More recently, a decision of the United States District of Massachusetts supports the proposition that a prospective employer violates section 4311(a) when it denies an individual initial hiring based on “lack of immediate availability” if military service was the reason for the lack of immediate availability. See McLain v. City of Somerville, 424 F. Supp. 2d 329 (D. Mass. 2006). Refusing to consider Mr. Smith’s 2009 application for federal employment through CC was a clear and egregious violation of section 4311(a).
I would argue that Mr. Smith should not have had to apply to CC in the summer of 2009. There was no need to trouble Smith with this matter while he was in combat. CC should have “deemed” that Smith had applied. It could have considered his qualifications based on his record, and offered him the federal position. If upon his return from active duty Smith had declined the offer that would not have been a major problem for CC. In this case, however, that argument is moot and unnecessary, because Smith did in fact submit a proper and timely application from Iraq.
DOD entities must be model employers in USERRA compliance.
USERRA’s very first section expresses the “sense of Congress that the Federal Government should be a model employer in carrying out the provisions of this chapter.” 38 U.S.C. 4301(b). As a component of the Department of Defense (DOD), CC should especially strive for “model employer” status, because DOD is the principal beneficiary of USERRA.
Through its National Committee for Employer Support of the Guard and Reserve (ESGR), DOD is the principal proponent of the “gospel of employer support”—that civilian employers (federal, state, local, and private sector) should go above and beyond the requirements of USERRA in supporting employees who are National Guard or Reserve members. “Do as I say and not as I do” has always been a losing argument. It is essential that all DOD organizations, including CC, comply with USERRA willingly and cheerfully. Moreover, let the record reflect that the mission of CC is to administer theReserve Officers Training Corps.

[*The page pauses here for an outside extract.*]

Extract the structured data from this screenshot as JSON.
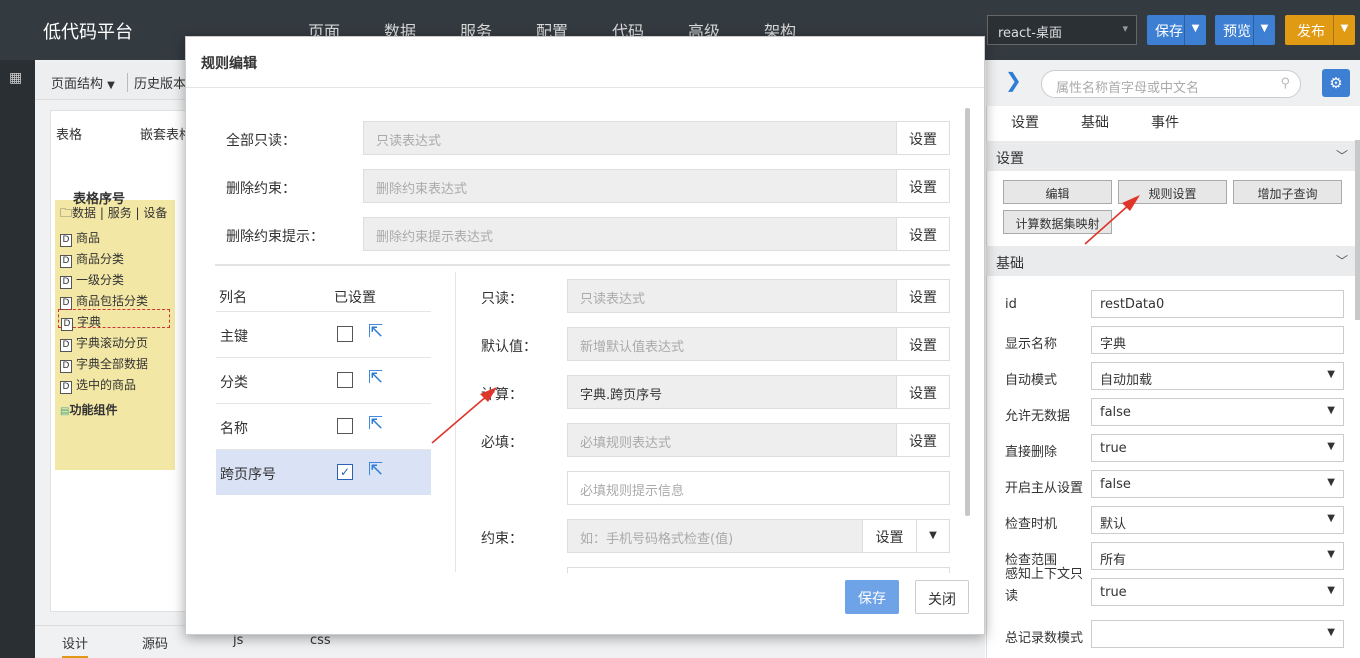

 Under these circumstances, one can argue that CC is the “successor in interest” to COMTEK and inherited COMTEK’s reemployment obligations, with respect to COMTEK employees like Smith who were away from their COMTEK jobs for military service at the time CC terminated the COMTEK contract and offered COMTEK employees the opportunity to apply for CC civil service positions. In the Smith case, we need not make that argument, because Smith did in fact make a proper and timely application for a CC position in the summer of 2009, despite the fact that he was on active duty in Iraq at the time. A stronger argument for Smith is that CC violated section 4311(a) of USERRA by rejecting his 2009 employment application.
If you have questions, suggestions, or comments, please contact Captain Samuel F. Wright, JAGC, USN (Ret.) (Director of the Servicemembers’ Law Center) at email@example.com or 800-809-9448, ext. 730.